Husain Haqqani, a former Pakistani ambassador to Washington, says that ‘bleeding’ India was the immediate motive, but that Pakistan also wanted to create a strategic ‘buffer’ between India and Pakistan. Such a buffer state, Haqqani says, would ‘end India’s land access to Kashmir’ – and Kashmir was and is a perennial focus of Pakistani policy.
So what is clear is that Pakistan wasn’t driven by a desire to create a paradise for the Sikhs. This was about revenge and geography. As the Khalistan movement grew, a mostly-unclassified 1987 assessment by the Central Intelligence Agency (CIA) laid out what a disaster any loss of Punjab would be for India’s defence strategy.
Haqqani adds that India is strong enough to maintain its grip on Punjab, meaning that, realistically, Pakistan can only hope to ‘bleed’ India, leaving its grander, strategic goals out of reach. But helping Khalistanis to make trouble in India was a lot cheaper and safer than conventional warfare – and it wasn’t empty talk.
In fact, according to Jagjit Chauhan, Bhutto offered him Pakistan as a base for his Khalistan campaign. Speaking to India Today in 1993, Chauhan said Bhutto had urged him twenty years earlier to set up shop on holy ground for the Sikhs inside Pakistan, at Nankana Sahib, birthplace of the first Sikh guru, Guru Nanak. Chauhan emphasized that the Pakistani offer was not out of brotherly love for the Sikhs – quite the reverse:
They didn’t care about Khalistan or about the Sikhs. They were cynically exploiting the Sikhs. This was something I’d been told by Pakistanis themselves. … Zulfikar Ali Bhutto, who was rebuilding Pakistan after the 1971 war, invited me to meet him in New York … I remember meeting his delegation in a hotel room. They said, ‘Sardarji, you have the keys to Nankana Sahib.
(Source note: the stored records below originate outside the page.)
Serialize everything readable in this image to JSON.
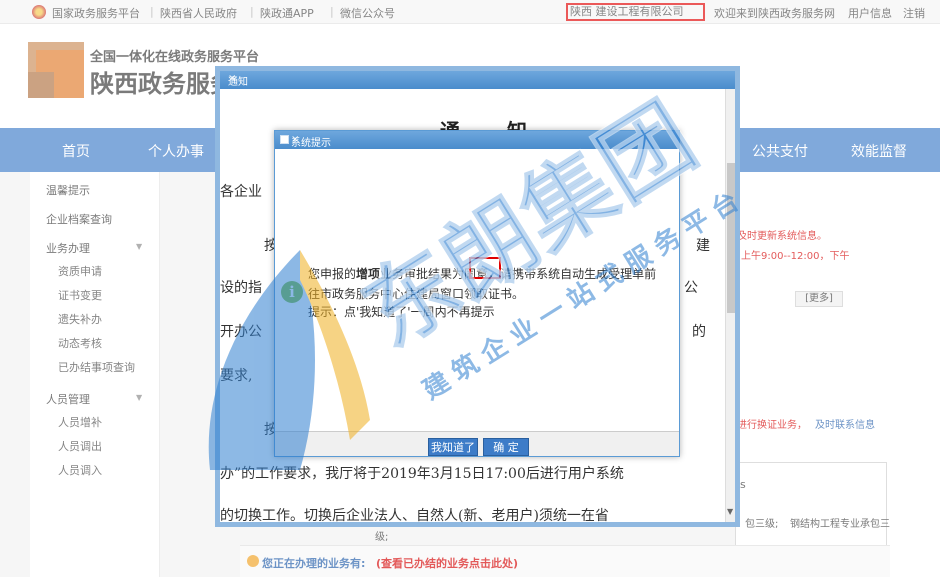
{
  "topbar": {
    "links": [
      "国家政务服务平台",
      "陕西省人民政府",
      "陕政通APP",
      "微信公众号"
    ],
    "company": "陕西        建设工程有限公司",
    "welcome": "欢迎来到陕西政务服务网",
    "user_info": "用户信息",
    "logout": "注销"
  },
  "header": {
    "slogan": "全国一体化在线政务服务平台",
    "site_name": "陕西政务服务网"
  },
  "nav": {
    "items": [
      "首页",
      "个人办事",
      "公共支付",
      "效能监督"
    ]
  },
  "sidebar": {
    "items": [
      "温馨提示",
      "企业档案查询",
      "业务办理",
      "资质申请",
      "证书变更",
      "遗失补办",
      "动态考核",
      "已办结事项查询",
      "人员管理",
      "人员增补",
      "人员调出",
      "人员调入"
    ]
  },
  "background": {
    "red_line1": "及时更新系统信息。",
    "red_line2": "上午9:00--12:00，下午",
    "more": "[更多]",
    "red_line3": "进行换证业务，",
    "blue_line3": "及时联系信息",
    "table_s": "s",
    "table_text1": "包三级;",
    "table_text2": "钢结构工程专业承包三",
    "table_text3": "级;",
    "ongoing": "您正在办理的业务有:",
    "ongoing_link": "(查看已办结的业务点击此处)"
  },
  "notice": {
    "window_title": "通知",
    "title": "通 知",
    "lines": [
      "各企业",
      "按",
      "建",
      "设的指",
      "公",
      "开办公",
      "的",
      "要求,",
      "按",
      "办”的工作要求，我厅将于2019年3月15日17:00后进行用户系统",
      "的切换工作。切换后企业法人、自然人(新、老用户)须统一在省"
    ]
  },
  "dialog": {
    "title": "系统提示",
    "line1_a": "您申报的",
    "line1_b": "增项",
    "line1_c": "业务审批结果为",
    "line1_d": "同意",
    "line1_e": "，请携带系统自动生成受理单前",
    "line2": "往市政务服务中心住建局窗口领取证书。",
    "line3": "提示：点'我知道了'一周内不再提示",
    "btn_know": "我知道了",
    "btn_ok": "确 定"
  },
  "watermark": {
    "main": "东朗集团",
    "sub": "建筑企业一站式服务平台"
  }
}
Come there, we’ll help you and make it the capital of Khalistan. Start the movement from here.’ And why shouldn’t he have done it? He wanted revenge for Bangladesh.